#### RECORDS FOR THIS EXERCISE ####
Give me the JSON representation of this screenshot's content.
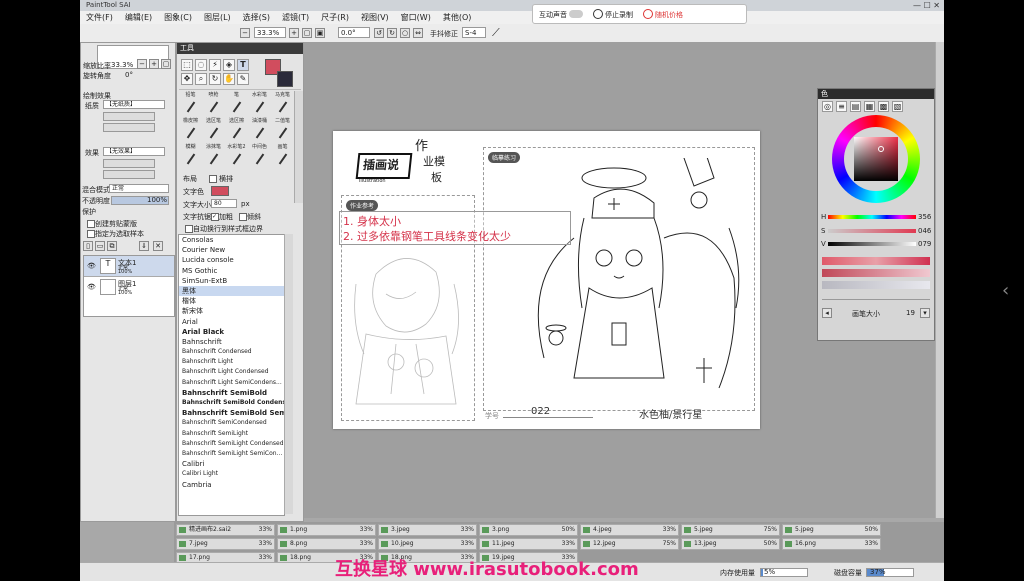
{
  "window": {
    "title": "PaintTool SAI"
  },
  "menu": [
    "文件(F)",
    "编辑(E)",
    "图象(C)",
    "图层(L)",
    "选择(S)",
    "滤镜(T)",
    "尺子(R)",
    "视图(V)",
    "窗口(W)",
    "其他(O)"
  ],
  "overlay": {
    "live_toggle_label": "互动声音",
    "stop_label": "停止录制",
    "restart_label": "随机价格"
  },
  "toolbar": {
    "zoom": "33.3%",
    "rotate": "0.0°",
    "stabilizer_label": "手抖修正",
    "stabilizer_value": "S-4"
  },
  "navigator": {
    "zoom_label": "缩放比率",
    "zoom_value": "33.3%",
    "angle_label": "旋转角度",
    "angle_value": "0°"
  },
  "layer_panel": {
    "effect_label": "绘制效果",
    "texture_label": "纸质",
    "texture_value": "【无纸质】",
    "effect2_label": "效果",
    "effect2_value": "【无效果】",
    "blend_label": "混合模式",
    "blend_value": "正常",
    "opacity_label": "不透明度",
    "opacity_value": "100%",
    "lock_label": "保护",
    "clip_group_label": "创建剪贴蒙版",
    "preset_label": "指定为选取样本",
    "layers": [
      {
        "name": "文本1",
        "mode": "正常",
        "opacity": "100%"
      },
      {
        "name": "图层1",
        "mode": "正常",
        "opacity": "100%"
      }
    ]
  },
  "tool_panel": {
    "title": "工具",
    "brushes": [
      "铅笔",
      "喷枪",
      "笔",
      "水彩笔",
      "马克笔",
      "橡皮擦",
      "选区笔",
      "选区擦",
      "油漆桶",
      "二值笔",
      "模糊",
      "涂抹笔",
      "水彩笔2",
      "中间色",
      "画笔"
    ],
    "layout_label": "布局",
    "layout_value": "横排",
    "color_label": "文字色",
    "size_label": "文字大小",
    "size_value": "80",
    "size_unit": "px",
    "antialias_label": "文字抗锯",
    "bold_label": "加粗",
    "italic_label": "倾斜",
    "wrap_label": "自动换行到样式框边界",
    "fonts": [
      "Consolas",
      "Courier New",
      "Lucida console",
      "MS Gothic",
      "SimSun-ExtB",
      "黑体",
      "楷体",
      "新宋体",
      "Arial",
      "Arial Black",
      "Bahnschrift",
      "Bahnschrift Condensed",
      "Bahnschrift Light",
      "Bahnschrift Light Condensed",
      "Bahnschrift Light SemiCondens...",
      "Bahnschrift SemiBold",
      "Bahnschrift SemiBold Condensed",
      "Bahnschrift SemiBold SemiCon...",
      "Bahnschrift SemiCondensed",
      "Bahnschrift SemiLight",
      "Bahnschrift SemiLight Condensed",
      "Bahnschrift SemiLight SemiCon...",
      "Calibri",
      "Calibri Light",
      "Cambria"
    ],
    "selected_font": "黑体"
  },
  "canvas": {
    "logo_main": "插画说",
    "logo_sub": "illustration",
    "logo_hw1": "作",
    "logo_hw2": "业模",
    "logo_hw3": "板",
    "left_tag": "作业参考",
    "right_tag": "临摹练习",
    "note1": "1. 身体太小",
    "note2": "2. 过多依靠钢笔工具线条变化太少",
    "number_label": "学号",
    "number_value": "022",
    "signature": "水色柚/景行星"
  },
  "color_panel": {
    "title": "色",
    "h_label": "H",
    "h_value": "356",
    "s_label": "S",
    "s_value": "046",
    "v_label": "V",
    "v_value": "079",
    "brush_size_label": "画笔大小",
    "brush_size_value": "19"
  },
  "doc_tabs": [
    {
      "name": "精进画布2.sai2",
      "pct": "33%"
    },
    {
      "name": "1.png",
      "pct": "33%"
    },
    {
      "name": "3.jpeg",
      "pct": "33%"
    },
    {
      "name": "3.png",
      "pct": "50%"
    },
    {
      "name": "4.jpeg",
      "pct": "33%"
    },
    {
      "name": "5.jpeg",
      "pct": "75%"
    },
    {
      "name": "5.jpeg",
      "pct": "50%"
    },
    {
      "name": "7.jpeg",
      "pct": "33%"
    },
    {
      "name": "8.png",
      "pct": "33%"
    },
    {
      "name": "10.jpeg",
      "pct": "33%"
    },
    {
      "name": "11.jpeg",
      "pct": "33%"
    },
    {
      "name": "12.jpeg",
      "pct": "75%"
    },
    {
      "name": "13.jpeg",
      "pct": "50%"
    },
    {
      "name": "16.png",
      "pct": "33%"
    },
    {
      "name": "17.png",
      "pct": "33%"
    },
    {
      "name": "18.png",
      "pct": "33%"
    },
    {
      "name": "18.png",
      "pct": "33%"
    },
    {
      "name": "19.jpeg",
      "pct": "33%"
    }
  ],
  "status": {
    "memory_label": "内存使用量",
    "memory_value": "5%",
    "disk_label": "磁盘容量",
    "disk_value": "37%"
  },
  "watermark": "互换星球 www.irasutobook.com"
}
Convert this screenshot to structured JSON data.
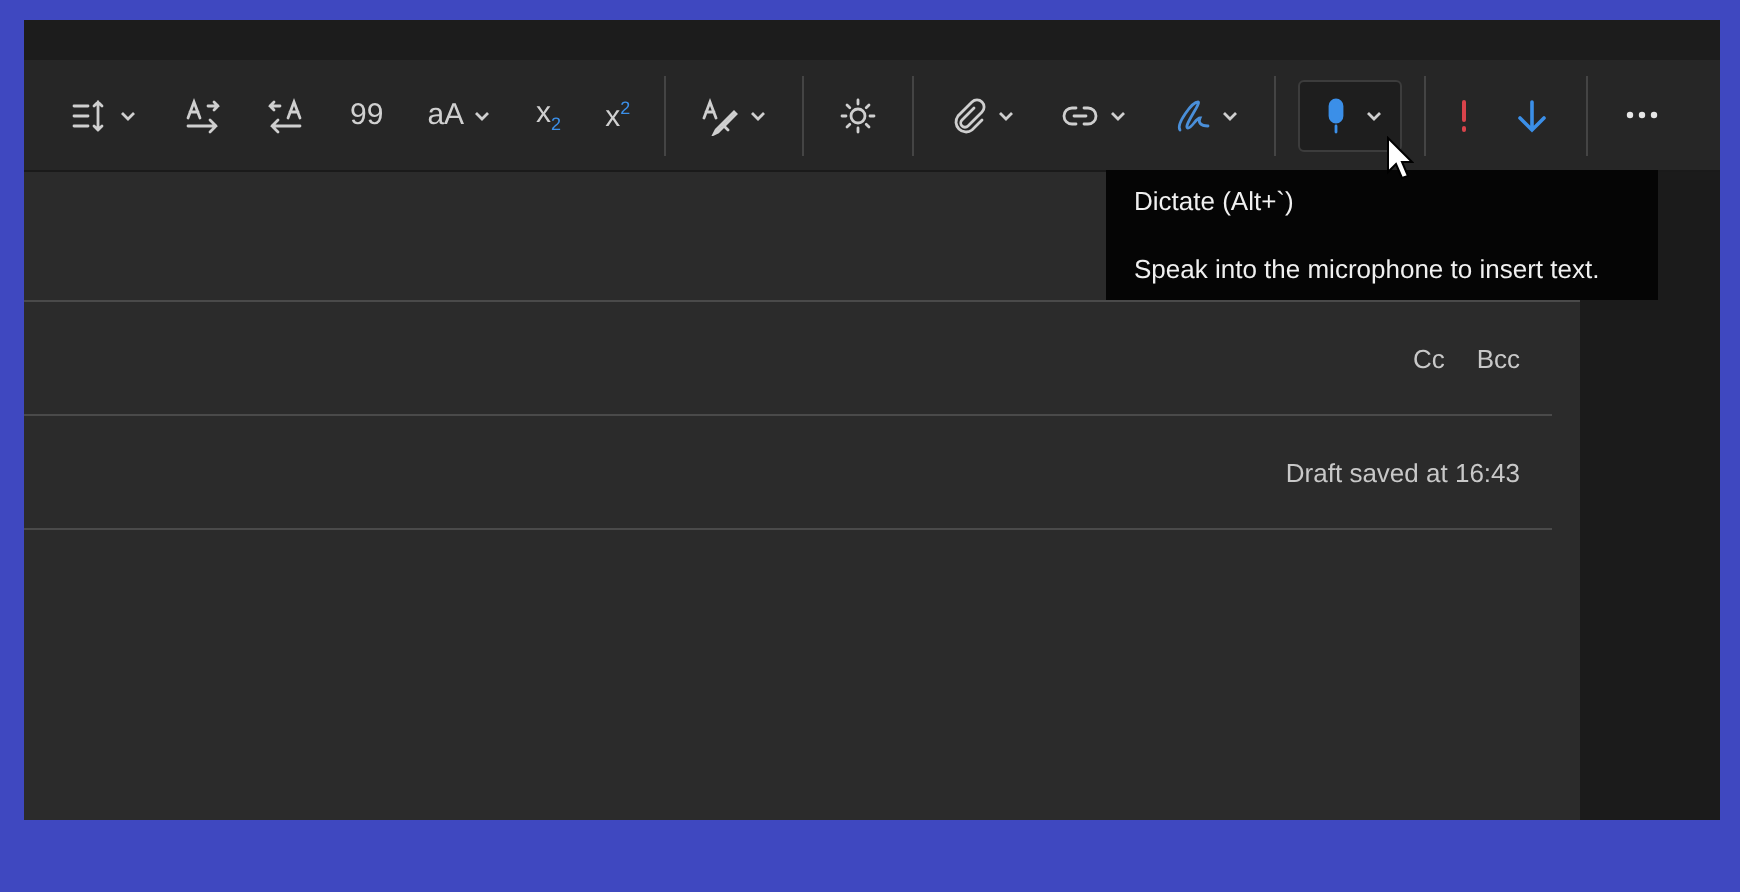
{
  "toolbar": [
    {
      "items": [
        {
          "kind": "icon",
          "dropdown": true,
          "selected": false
        },
        {
          "kind": "icon",
          "dropdown": false,
          "selected": false
        },
        {
          "kind": "icon",
          "dropdown": false,
          "selected": false
        },
        {
          "kind": "text",
          "label": "99",
          "dropdown": false,
          "selected": false
        },
        {
          "kind": "text",
          "label": "aA",
          "dropdown": true,
          "selected": false
        },
        {
          "kind": "text",
          "label": "x$_{2}$",
          "dropdown": false,
          "selected": false
        },
        {
          "kind": "text",
          "label": "x$^{2}$",
          "dropdown": false,
          "selected": false
        }
      ]
    },
    {
      "items": [
        {
          "kind": "icon",
          "dropdown": true,
          "selected": false
        }
      ]
    },
    {
      "items": [
        {
          "kind": "icon",
          "dropdown": false,
          "selected": false
        }
      ]
    },
    {
      "items": [
        {
          "kind": "icon",
          "dropdown": true,
          "selected": false
        },
        {
          "kind": "icon",
          "dropdown": true,
          "selected": false
        },
        {
          "kind": "icon",
          "dropdown": true,
          "selected": false
        }
      ]
    },
    {
      "items": [
        {
          "kind": "icon",
          "dropdown": true,
          "selected": true
        }
      ]
    },
    {
      "items": [
        {
          "kind": "icon",
          "dropdown": false,
          "selected": false
        },
        {
          "kind": "icon",
          "dropdown": false,
          "selected": false
        }
      ]
    },
    {
      "items": [
        {
          "kind": "icon",
          "dropdown": false,
          "selected": false
        }
      ]
    }
  ],
  "tooltip": {
    "title": "Dictate (Alt+`)",
    "body": "Speak into the microphone to insert text."
  },
  "fields": [
    {
      "links": [
        "Cc",
        "Bcc"
      ]
    },
    {
      "status": "Draft saved at 16:43"
    }
  ]
}
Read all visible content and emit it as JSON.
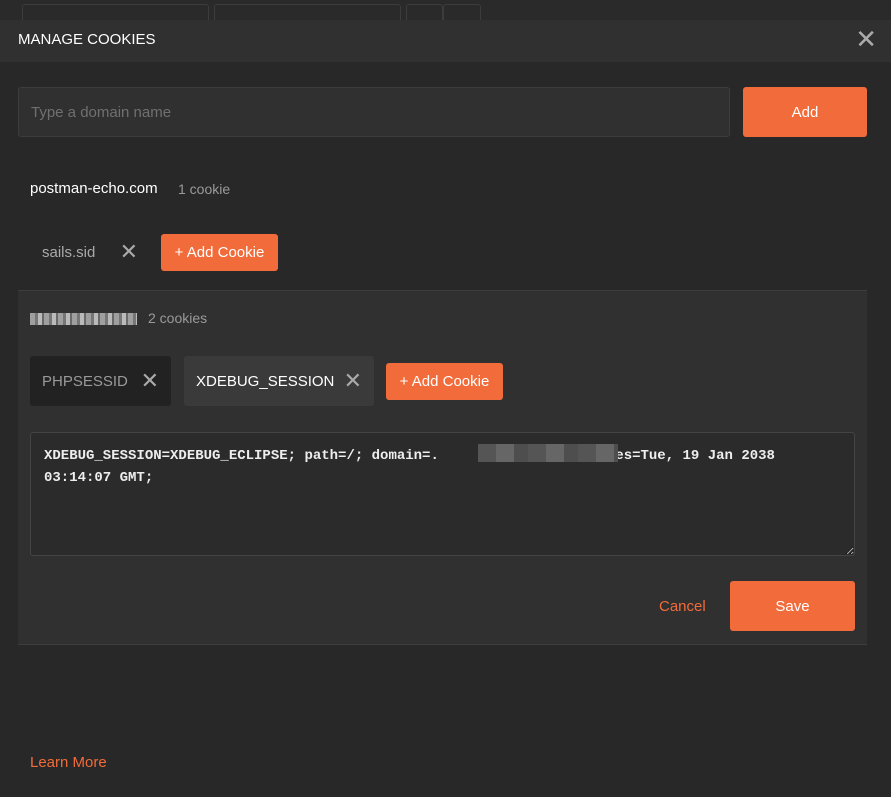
{
  "modal": {
    "title": "MANAGE COOKIES"
  },
  "domain_input": {
    "placeholder": "Type a domain name",
    "value": ""
  },
  "add_label": "Add",
  "domains": [
    {
      "name": "postman-echo.com",
      "count": "1 cookie",
      "cookies": [
        "sails.sid"
      ]
    },
    {
      "name": "[redacted].local",
      "count": "2 cookies",
      "cookies": [
        "PHPSESSID",
        "XDEBUG_SESSION"
      ],
      "selected": "XDEBUG_SESSION"
    }
  ],
  "add_cookie_label": "+ Add Cookie",
  "editor": {
    "value": "XDEBUG_SESSION=XDEBUG_ECLIPSE; path=/; domain=.              ; Expires=Tue, 19 Jan 2038 03:14:07 GMT;"
  },
  "cancel_label": "Cancel",
  "save_label": "Save",
  "learn_more": "Learn More",
  "colors": {
    "accent": "#f26b3a",
    "background": "#282828"
  }
}
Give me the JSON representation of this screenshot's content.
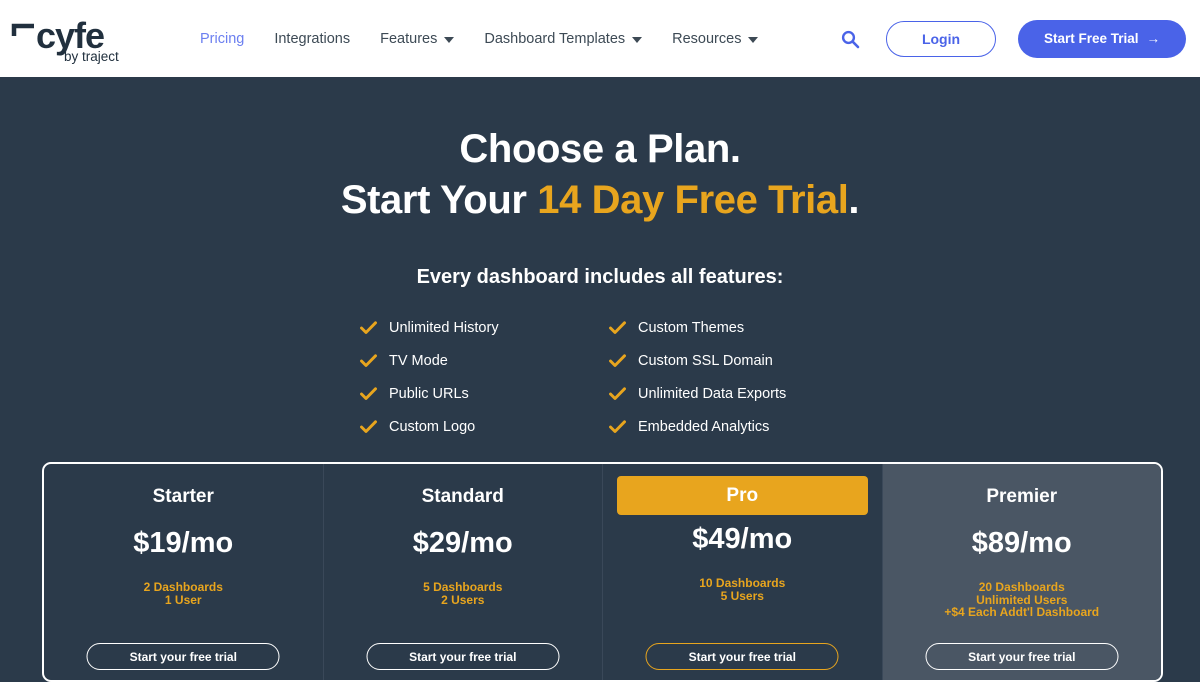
{
  "brand": {
    "name": "cyfe",
    "tagline": "by traject"
  },
  "nav": {
    "links": [
      {
        "label": "Pricing",
        "active": true,
        "dropdown": false
      },
      {
        "label": "Integrations",
        "active": false,
        "dropdown": false
      },
      {
        "label": "Features",
        "active": false,
        "dropdown": true
      },
      {
        "label": "Dashboard Templates",
        "active": false,
        "dropdown": true
      },
      {
        "label": "Resources",
        "active": false,
        "dropdown": true
      }
    ],
    "search_icon": "search-icon",
    "login_label": "Login",
    "trial_label": "Start Free Trial",
    "trial_arrow": "→"
  },
  "hero": {
    "line1": "Choose a Plan.",
    "line2_prefix": "Start Your ",
    "line2_accent": "14 Day Free Trial",
    "line2_suffix": ".",
    "subtitle": "Every dashboard includes all features:"
  },
  "features": [
    "Unlimited History",
    "Custom Themes",
    "TV Mode",
    "Custom SSL Domain",
    "Public URLs",
    "Unlimited Data Exports",
    "Custom Logo",
    "Embedded Analytics"
  ],
  "plans": [
    {
      "name": "Starter",
      "price": "$19/mo",
      "details": [
        "2 Dashboards",
        "1 User"
      ],
      "cta": "Start your free trial",
      "highlighted": false
    },
    {
      "name": "Standard",
      "price": "$29/mo",
      "details": [
        "5 Dashboards",
        "2 Users"
      ],
      "cta": "Start your free trial",
      "highlighted": false
    },
    {
      "name": "Pro",
      "price": "$49/mo",
      "details": [
        "10 Dashboards",
        "5 Users"
      ],
      "cta": "Start your free trial",
      "highlighted": true
    },
    {
      "name": "Premier",
      "price": "$89/mo",
      "details": [
        "20 Dashboards",
        "Unlimited Users",
        "+$4 Each Addt'l Dashboard"
      ],
      "cta": "Start your free trial",
      "highlighted": false
    }
  ],
  "colors": {
    "page_bg": "#2b3a4a",
    "accent_gold": "#e8a51e",
    "brand_blue": "#4a63e8",
    "nav_bg": "#ffffff",
    "premier_bg": "#4a5664"
  }
}
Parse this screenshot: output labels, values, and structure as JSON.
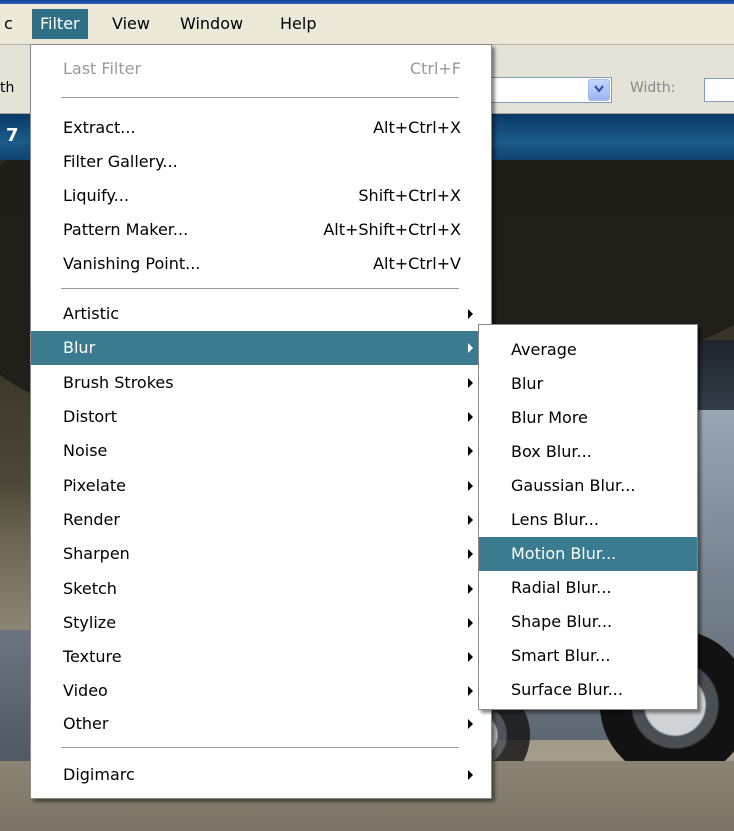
{
  "menubar": {
    "items": [
      {
        "label": "c"
      },
      {
        "label": "Filter"
      },
      {
        "label": "View"
      },
      {
        "label": "Window"
      },
      {
        "label": "Help"
      }
    ]
  },
  "options": {
    "leading_text": "th",
    "width_label": "Width:"
  },
  "document": {
    "title_fragment": "7"
  },
  "filter_menu": {
    "items": [
      {
        "label": "Last Filter",
        "shortcut": "Ctrl+F"
      },
      {
        "label": "Extract...",
        "shortcut": "Alt+Ctrl+X"
      },
      {
        "label": "Filter Gallery..."
      },
      {
        "label": "Liquify...",
        "shortcut": "Shift+Ctrl+X"
      },
      {
        "label": "Pattern Maker...",
        "shortcut": "Alt+Shift+Ctrl+X"
      },
      {
        "label": "Vanishing Point...",
        "shortcut": "Alt+Ctrl+V"
      },
      {
        "label": "Artistic"
      },
      {
        "label": "Blur"
      },
      {
        "label": "Brush Strokes"
      },
      {
        "label": "Distort"
      },
      {
        "label": "Noise"
      },
      {
        "label": "Pixelate"
      },
      {
        "label": "Render"
      },
      {
        "label": "Sharpen"
      },
      {
        "label": "Sketch"
      },
      {
        "label": "Stylize"
      },
      {
        "label": "Texture"
      },
      {
        "label": "Video"
      },
      {
        "label": "Other"
      },
      {
        "label": "Digimarc"
      }
    ]
  },
  "blur_submenu": {
    "items": [
      {
        "label": "Average"
      },
      {
        "label": "Blur"
      },
      {
        "label": "Blur More"
      },
      {
        "label": "Box Blur..."
      },
      {
        "label": "Gaussian Blur..."
      },
      {
        "label": "Lens Blur..."
      },
      {
        "label": "Motion Blur..."
      },
      {
        "label": "Radial Blur..."
      },
      {
        "label": "Shape Blur..."
      },
      {
        "label": "Smart Blur..."
      },
      {
        "label": "Surface Blur..."
      }
    ]
  },
  "colors": {
    "highlight": "#3a7b8f",
    "menubar_active": "#2f6f86"
  }
}
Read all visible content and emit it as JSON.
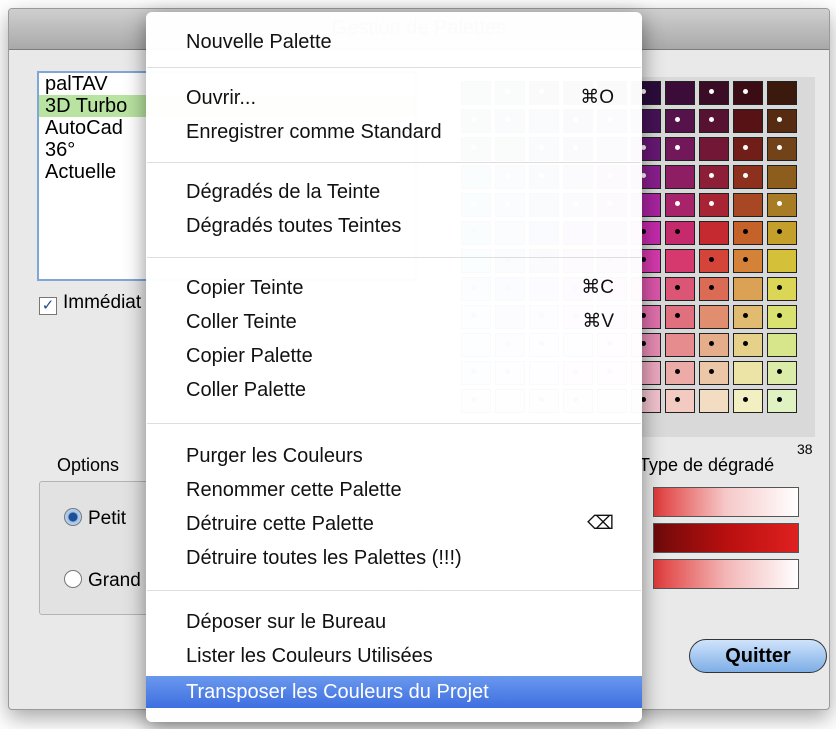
{
  "window": {
    "title": "Gestion de Palettes"
  },
  "palettes": [
    "palTAV",
    "3D Turbo",
    "AutoCad",
    "36°",
    "Actuelle"
  ],
  "palettes_selected": 1,
  "immediate_label": "Immédiat",
  "immediate_checked": true,
  "options_label": "Options",
  "size_options": [
    "Petit",
    "Grand"
  ],
  "size_selected": 0,
  "swatch_count": "38",
  "gradient_type_label": "Type de dégradé",
  "quit_label": "Quitter",
  "colors": {
    "menu_highlight": "#4a7be6",
    "selected_row": "#b8e3a0",
    "button": "#9cc2ee"
  },
  "menu": [
    {
      "label": "Nouvelle Palette",
      "shortcut": ""
    },
    {
      "label": "Ouvrir...",
      "shortcut": "⌘O"
    },
    {
      "label": "Enregistrer comme Standard",
      "shortcut": ""
    },
    {
      "label": "Dégradés de la Teinte",
      "shortcut": ""
    },
    {
      "label": "Dégradés toutes Teintes",
      "shortcut": ""
    },
    {
      "label": "Copier Teinte",
      "shortcut": "⌘C"
    },
    {
      "label": "Coller Teinte",
      "shortcut": "⌘V"
    },
    {
      "label": "Copier Palette",
      "shortcut": ""
    },
    {
      "label": "Coller Palette",
      "shortcut": ""
    },
    {
      "label": "Purger les Couleurs",
      "shortcut": ""
    },
    {
      "label": "Renommer cette Palette",
      "shortcut": ""
    },
    {
      "label": "Détruire cette Palette",
      "shortcut": "⌫"
    },
    {
      "label": "Détruire toutes les Palettes (!!!)",
      "shortcut": ""
    },
    {
      "label": "Déposer sur le Bureau",
      "shortcut": ""
    },
    {
      "label": "Lister les Couleurs Utilisées",
      "shortcut": ""
    },
    {
      "label": "Transposer les Couleurs du Projet",
      "shortcut": "",
      "highlighted": true
    }
  ]
}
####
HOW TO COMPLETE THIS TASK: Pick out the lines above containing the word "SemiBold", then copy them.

RESULT OF THIS TASK:
      "Bahnschrift SemiBold",
      "Bahnschrift SemiBold Condensed",
      "Bahnschrift SemiBold SemiCon...",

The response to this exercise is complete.